Now hang on...before all of you divorce lawyers start writing to me, let me explain.
My feeling about gardening now is that, like my marriage, I'm comfortable. Content. I've been doing both for awhile. I'm familiar with them, and confident in the proven techniques that make each seem to work.
I've matured. I don't have heart palpitations when my husband calls me, or squeal like a teenager when a big box of plants arrives in the mail. (Well, ok, sometimes I still do.)

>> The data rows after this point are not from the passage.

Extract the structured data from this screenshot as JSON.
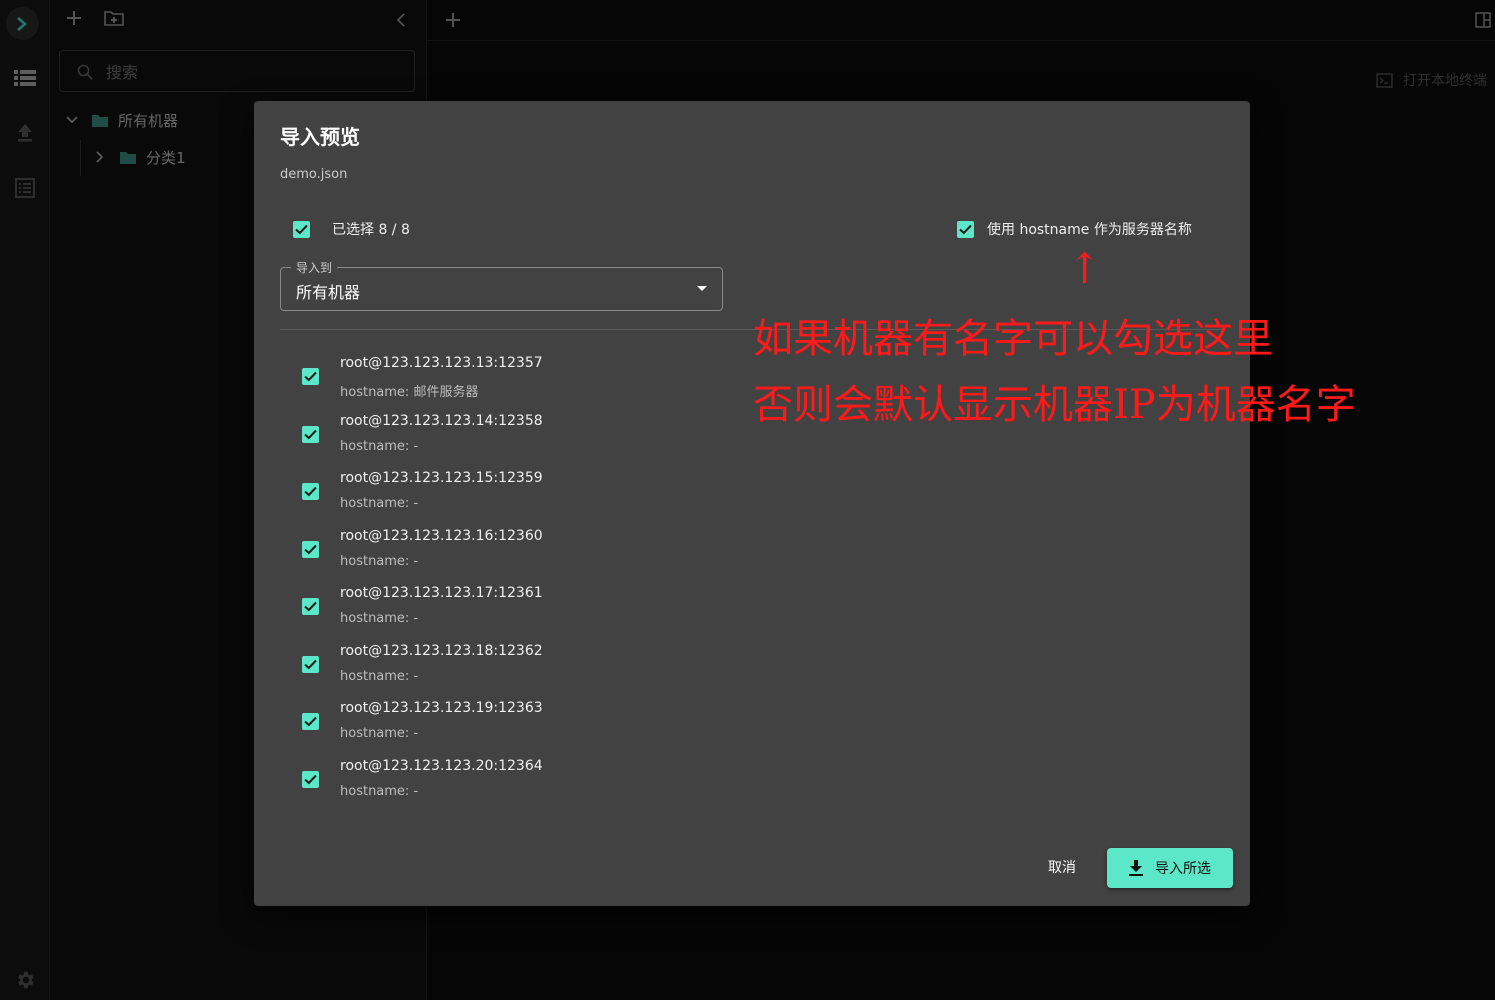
{
  "sidebar": {
    "search_placeholder": "搜索",
    "tree": [
      {
        "label": "所有机器"
      },
      {
        "label": "分类1"
      }
    ]
  },
  "main": {
    "local_terminal_label": "打开本地终端"
  },
  "dialog": {
    "title": "导入预览",
    "filename": "demo.json",
    "selected_label": "已选择 8 / 8",
    "use_hostname_label": "使用 hostname 作为服务器名称",
    "target_label": "导入到",
    "target_value": "所有机器",
    "items": [
      {
        "addr": "root@123.123.123.13:12357",
        "hostname": "hostname: 邮件服务器"
      },
      {
        "addr": "root@123.123.123.14:12358",
        "hostname": "hostname: -"
      },
      {
        "addr": "root@123.123.123.15:12359",
        "hostname": "hostname: -"
      },
      {
        "addr": "root@123.123.123.16:12360",
        "hostname": "hostname: -"
      },
      {
        "addr": "root@123.123.123.17:12361",
        "hostname": "hostname: -"
      },
      {
        "addr": "root@123.123.123.18:12362",
        "hostname": "hostname: -"
      },
      {
        "addr": "root@123.123.123.19:12363",
        "hostname": "hostname: -"
      },
      {
        "addr": "root@123.123.123.20:12364",
        "hostname": "hostname: -"
      }
    ],
    "cancel_label": "取消",
    "import_label": "导入所选"
  },
  "annotation": {
    "arrow": "↑",
    "line1": "如果机器有名字可以勾选这里",
    "line2": "否则会默认显示机器IP为机器名字"
  },
  "colors": {
    "accent": "#5ce8c8",
    "dialog_bg": "#424242",
    "annotation": "#ff1a1a"
  }
}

I miss both my husband and gardening when they're not around. Even during the doldrums of a regular day at work, I miss Mark, but not in stupid girlish way. It's like that with gardening too. I pined for better weather, and grumbled about the cold in polite conversation. Such complaining seems pointless anymore, though; like the warmth of my husbands arms awaiting me at the end of an arduous day, the sun always shows up before long.

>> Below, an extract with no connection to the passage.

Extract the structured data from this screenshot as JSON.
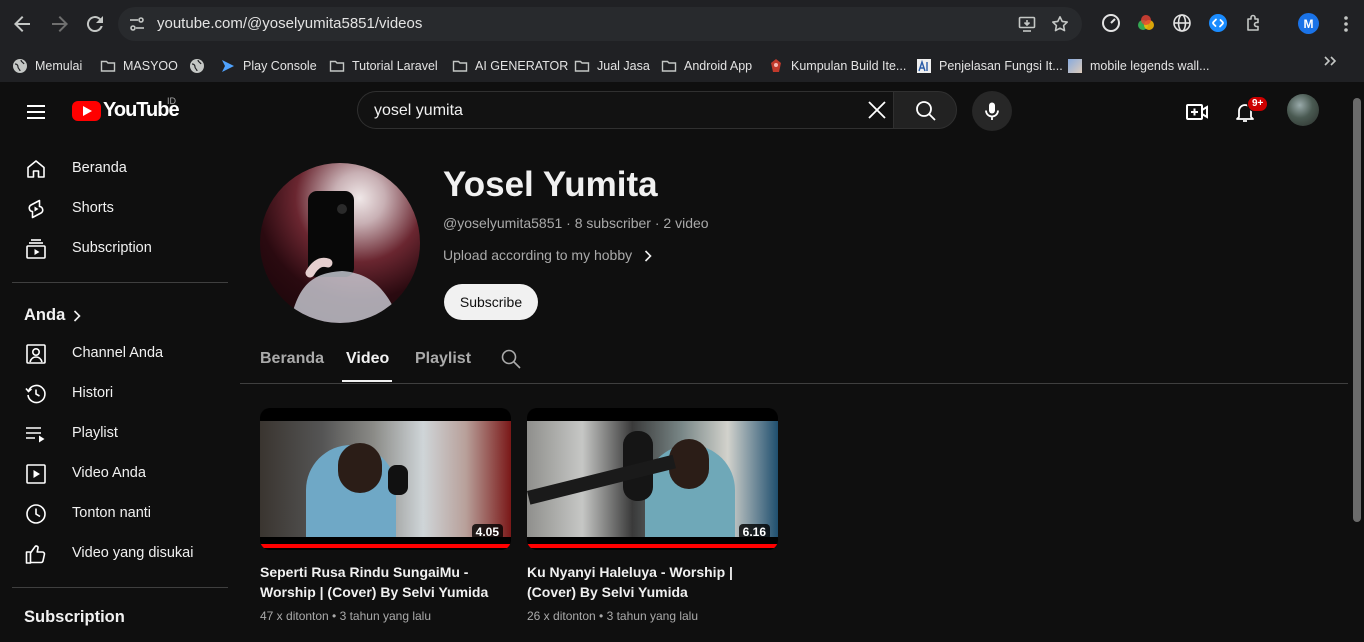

Of course, over time, you also come to accept certain...shortcomings. I'll probably never be able to grow dinnerplate dahlias here in Texas, and my husband will probably never pick his clothes up off the bedroom floor without being told. But that's ok. You learn. You adapt. You grow.
Posted by Tamara at 12:27 PM
Tuesday, February 06, 2007
Sorry for the long lull, everyone. We've been enduring an unusually cold and wet winter here in Dallas -- making NOAA's predictions half-right -- and I try to keep my whining to a minimum during such times, since it really isn't that bad here compared to where some of you are. I grew up in Western Pennsylvania, so believe me when I say I know what a really shitty winter is like.
It's nice that we've gotten so much rain in DFW over the past couple of months, however, as some of the reservoirs have actually rebounded to acceptable levels. The Palmer Drought Severity Index for North Central Texas is even registering at "slightly wet". Wow!
I did manage to get to the Community Garden before some really nasty weather hit in January, and was shocked to find the huge purple broccoli pictured at right. The plant tag was gone, but I'm pretty sure it was a 'Violet Queen'. Really beautiful (and delicious...ahem), and nearly a foot across. I haven't been out to the plot since. I expect everything else is dead by now.
Online winter plant shopping has been kept to a minimum this year. I've really cut down on the number of retailers I use too. Annie's, Big Dipper, Burpee, and Bluestone will all get some of my money as a repeat customer this year, but few others will. I'm trying Zone 9 Tropicals for the first time, as they have great prices on a couple of passiflora I wanted. If you have a bad experience with an online nursery, let other gardeners know by leaving your opinion over at Garden Watchdog, a great site run by the folks at Dave's Garden.
It's already time to start tomato seeds here in Texas, but I haven't gotten around to it just yet. My enthusiasm for tomatoes seems to wan a little every year. The plants at the Comm. Garden got really big and did well for the most part, but the naughty mockingbirds love toms just as they're ripening....and when you're not monitoring the fruits every day, the birds tend to have a party in your absence. Also, tomato plants shut down here around July due to the heat, (but usually rebound in September for a weak second crop), so you spend a couple of months waiting for them to wake up. I guess some bird netting will be in order, at least. I'm not trying any new tomato types this year, though. I think I've learned my lesson in the "That's Really Cool, I Wonder If It'll Grow Here..." department.
Not much else is new plant-wise at this point. I've been running two humidifiers in the house almost constantly and have not seen one single spider mite on anything.
For reader "emmat" who commented on my last post about the ZZ Plant: I know ZZ's are supposed to be really difficult to kill, unless you overwater them. They are considered a tropical houseplant, very rubber/jade-like with a water-holding tuber. Mine actually didn't put up a spath (yet) but is sprouting new leaf stems like mad. I guess it really likes its spot next to Capt. Jack...who wouldn't? :)
In closing...I can't wait until Spring. There, I said it!
Posted by Tamara at 1:51 PM